In fact, to buy uranium stocks after selling them would mean we are buying something we rejected, which sets up a bad case of cognitive dissonance.

(For those of you who are into technical analysis, what role does cognitive dissonance play in resistance levels? I suspect that “overhead resistance” is another way of saying that when a stock hits it’s peak and then falls, we can’t bring ourselves to own it again until it surpasses it’s previous peak, thereby proving us right to own it, thereby eliminating the dissonance).

Here’s the chart of DML.TO – Denison Mines Corp., a senior uranium company, over the last month:

Denison appears to have bottomed, and is on the road to recovery. Of course the three year chart tells a different story:

A quick review of Merv’s Uranium Index shows that at the moment Merv’s indicators are bullish.
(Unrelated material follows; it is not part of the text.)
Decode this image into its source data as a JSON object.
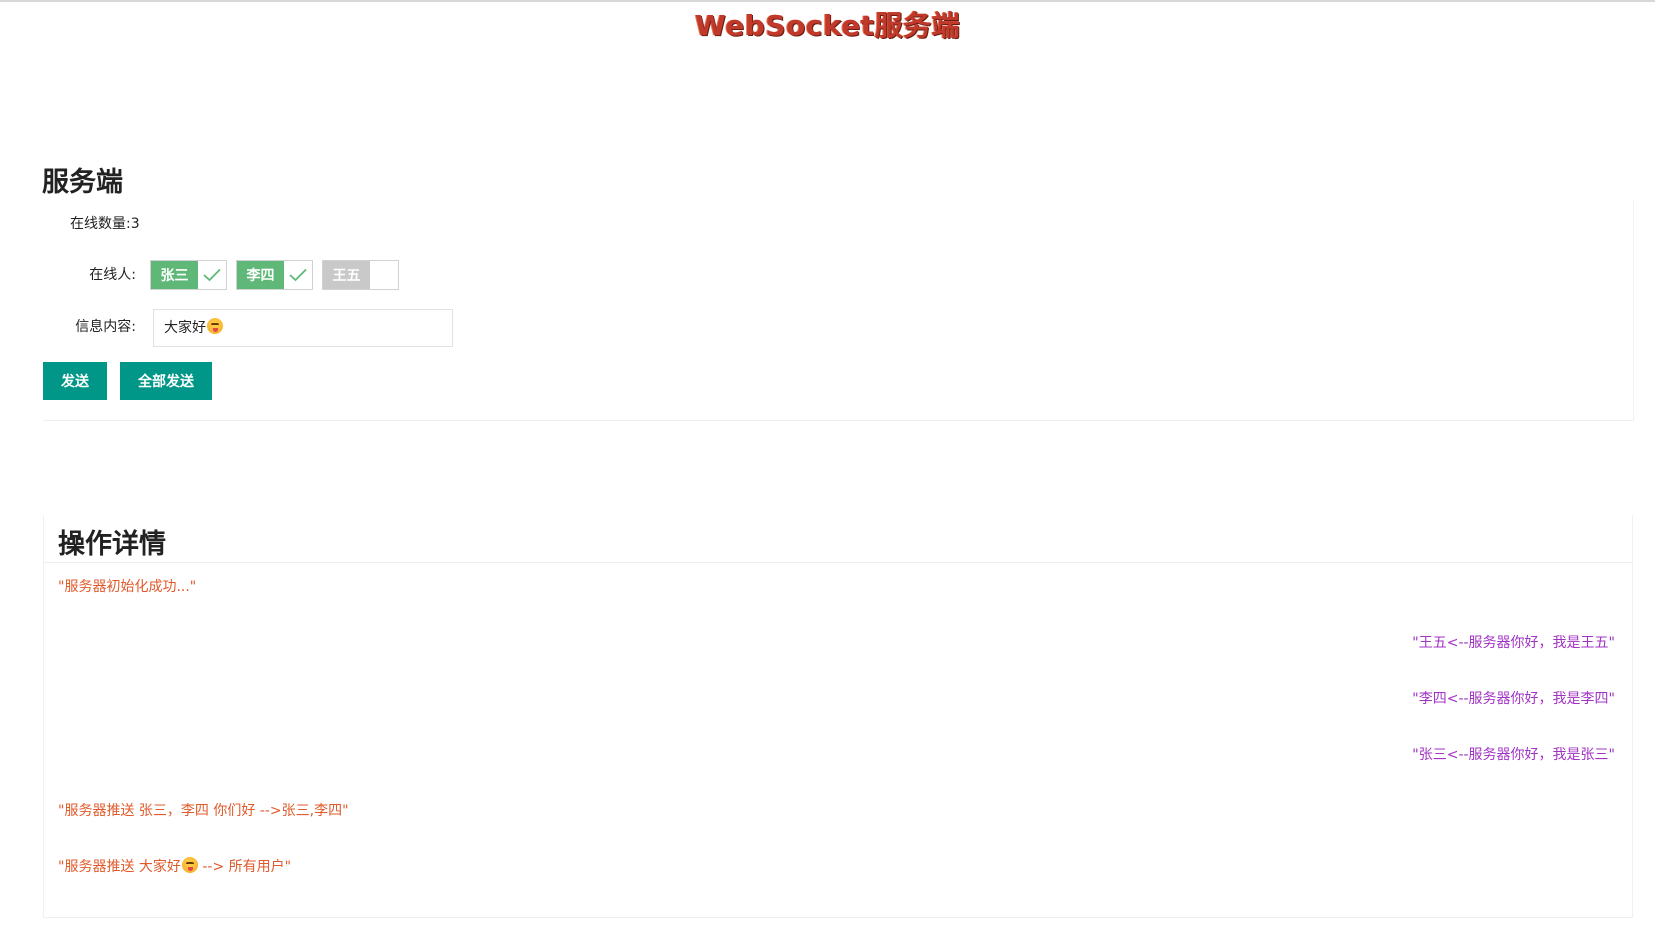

So here we potentially have a classic case of cognitive dissonance. On the one hand, I got burned in uranium (not literally; getting burned with uranium would be fatal; I’m talking about stocks here, people), and so I don’t want to own it again. On the other hand, uranium stocks may have bottomed, Merv’s numbers are bullish, and the need for nuclear power hasn’t gone away. In fact, it is quite likely that the Obama administration will realize that nuclear is the only logical way to wean us off foreign energy, which is the only way to ultimately preserve our national security.

The key for all wise investors is to separate their “feelings” from the “facts”, and act accordingly. My take on uranium is this: there are a lot of investors, like me, who got caught in the uranium bubble and didn’t exit soon enough, so for us, we won’t be quick to rejoin the party. We are the overhead resistance. However, the long term fundamentals are just as good as they were back in 2006, probably better. Therefore uranium stocks should have a place in my portfolio.

But, once this bear market rally burns itself out in May, or June, and the market retreats to retest it’s lows, all stocks will get carried down with it, including uranium stocks. Therefore my plan is to place stink bids and accumulate on days of extreme weakness. For Denison a stink bid of 85 cents makes sense.

Even more importantly I will hold a lot of cash. I could try to play the bounce, but I’m not nimble enough to do that. I don’t want to get caught on a big down day, so I will hold my golds and silvers, and yes I will hold some shares of Denison, but the biggest portion of my portfolio will be cash, because when the market retests it’s lows, cash will be king.

I’m an optimist, and I want to buy, but the facts tell me otherwise, so I have to try extra hard to separate my feelings from the facts. Dissonance ain’t pretty, but dis is da way dat it is.

Thanks, and next week I promise to avoid the psychobabble, if you promise to analyze why you buy what you buy; all intelligent thoughts welcome on the Buy High Sell Higher Forum; see you next week, and Happy Easter.